While there are many things we might legitimately dislike about the holiday season—such as added stress, endless consumerism, and (painfully) repetitive Christmas songs—there is one thing that makes it all worthwhile. The Christmas season provides countless opportunities to connect with non-believers in genuine ways for redemptive purposes.
Here are 10 examples of how we can connect with our non-believing friends and family during the holiday season—
1. Encourage your kids to invite someone to their Christmas program.
If you have children (or if you are able to influence kids in your life), this is a way to involve them. Sometimes unbelieving family or friends are more likely to respond to a child’s invitation—or to attend a child’s program—than they are to simply “go to church.” Consider going out for dessert and conversation afterward.
2. Host a Christmas party.
Invite friends—believers and unbelievers—to your home for a meal. Don’t put pressure on yourself (or your guests) for Gospel conversations to happen. Just celebrate Christmas and ask God to lead.
3. Take treats to the neighbors.
If you want to connect with people in your life (such as your neighbors, the mailman, or the kids’ school bus driver), deliver a plate of treats and include a handwritten note.
4. Invite someone to your church’s Christmas (or Christmas Eve) service.
Inviting an unbeliever to attend a church service may not seem creative, but in an era where people can be easily offended, Christians often hesitate to invite people to church. The good news: Even non-religious people understand that the Christmas season is about the Christmas story, and many—who would otherwise not step foot in church—appreciate the opportunity to go to a service during the Christmas season.
5. Look for hurting people.
The holidays can be especially difficult for someone who has recently been through something hard, such as the death of a family member, loss of a job, or end of a relationship. Which of your friends or family members may struggle through this holiday season? Reaching out to them with a note or a phone call could naturally lead to opportunities to discuss the love of Christ (either now or in the future). And, at the very least, you have the opportunity to show God’s love—which is just as important.
6. Create a community Christmas event.
This may sound overwhelming, but it doesn’t need to be. Work with a group or your church family to create an event—large or small—specifically for the community. Consider hosting it in a place other than your church building if you think it would deter people from coming. Host a Christmas party, coffee drop-in, carol sing, or girls night out. People love holiday-themed events.
7. Leverage social media.

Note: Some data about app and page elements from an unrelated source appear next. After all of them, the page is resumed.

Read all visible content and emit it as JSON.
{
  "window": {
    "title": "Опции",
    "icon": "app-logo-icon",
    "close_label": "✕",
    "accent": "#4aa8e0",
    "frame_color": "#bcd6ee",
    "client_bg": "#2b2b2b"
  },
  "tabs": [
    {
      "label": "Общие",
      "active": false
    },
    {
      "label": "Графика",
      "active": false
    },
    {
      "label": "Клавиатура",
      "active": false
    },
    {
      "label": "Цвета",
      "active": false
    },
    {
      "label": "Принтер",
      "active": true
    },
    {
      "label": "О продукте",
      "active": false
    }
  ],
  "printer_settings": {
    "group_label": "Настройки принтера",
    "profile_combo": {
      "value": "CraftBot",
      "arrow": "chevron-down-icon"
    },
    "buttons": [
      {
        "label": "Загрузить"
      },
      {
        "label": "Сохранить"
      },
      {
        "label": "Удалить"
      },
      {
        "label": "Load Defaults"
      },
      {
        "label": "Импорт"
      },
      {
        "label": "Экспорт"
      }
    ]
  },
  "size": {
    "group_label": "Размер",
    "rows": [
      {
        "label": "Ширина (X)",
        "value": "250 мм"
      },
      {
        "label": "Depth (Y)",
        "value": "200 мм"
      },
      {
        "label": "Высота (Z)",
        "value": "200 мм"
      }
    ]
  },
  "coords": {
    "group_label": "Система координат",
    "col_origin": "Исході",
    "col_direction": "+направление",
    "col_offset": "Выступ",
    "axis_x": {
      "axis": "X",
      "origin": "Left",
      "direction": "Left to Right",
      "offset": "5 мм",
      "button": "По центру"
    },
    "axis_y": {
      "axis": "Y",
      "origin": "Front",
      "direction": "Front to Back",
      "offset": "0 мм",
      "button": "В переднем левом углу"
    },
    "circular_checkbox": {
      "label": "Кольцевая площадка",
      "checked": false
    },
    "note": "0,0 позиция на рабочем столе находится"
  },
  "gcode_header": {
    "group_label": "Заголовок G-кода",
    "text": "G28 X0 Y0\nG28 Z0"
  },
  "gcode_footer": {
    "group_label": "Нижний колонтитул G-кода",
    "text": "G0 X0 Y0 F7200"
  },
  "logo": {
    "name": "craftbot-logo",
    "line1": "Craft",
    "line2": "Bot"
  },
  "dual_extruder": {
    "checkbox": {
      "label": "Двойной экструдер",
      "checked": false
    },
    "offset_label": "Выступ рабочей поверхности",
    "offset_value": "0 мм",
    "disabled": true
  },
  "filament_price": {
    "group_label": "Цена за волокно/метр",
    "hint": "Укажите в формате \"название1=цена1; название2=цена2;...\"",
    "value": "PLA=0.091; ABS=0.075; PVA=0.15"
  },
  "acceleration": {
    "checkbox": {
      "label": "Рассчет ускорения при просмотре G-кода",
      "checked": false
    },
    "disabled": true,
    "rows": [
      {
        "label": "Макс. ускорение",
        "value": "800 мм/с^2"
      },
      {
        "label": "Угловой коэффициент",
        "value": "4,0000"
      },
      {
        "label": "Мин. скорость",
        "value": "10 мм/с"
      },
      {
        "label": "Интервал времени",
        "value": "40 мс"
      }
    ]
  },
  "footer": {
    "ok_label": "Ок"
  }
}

You may have somebody in your contacts who would respond well to an invitation to go to church or to celebrate Christmas with you. Instead of assuming you know who would or wouldn’t want to be invited to an event, make the invite open to all. Post your church’s events on social media and make a standing invitation to everyone on your list.
8. Plan a low-key Christmas concert.
Take Christmas music (and optional treats) to a nursing home or hospital. If not a concert, consider caroling room to room. What a gift for people who can’t celebrate the season like they might prefer.
9. Reach children in need.
Most communities host opportunities to provide gifts for kids in need, but why not take this a step further? Reach out to local foster care agencies and ask for specific ways you can meet needs. Consider hosting an event for children or taking gifts to families who can’t afford them. And then show them dignity by building relationships and not just making donations.
10. Be a friend.
Though simple, this is the best strategy on the list. Nobody wants to feel like a project, but everybody wants to have a friend. Be a genuine friend, and conversations will naturally happen that lead to Gospel opportunities.
If you choose to do one or more of these ideas and you don’t get the results you hoped for, don’t be discouraged. Each of these ideas could easily be seeds that you plant that will grow into opportunities later. God never calls us to save anybody, but He does want us to love and care.
By this all people will know that you are My disciples, if you have love for one another (John 13:35).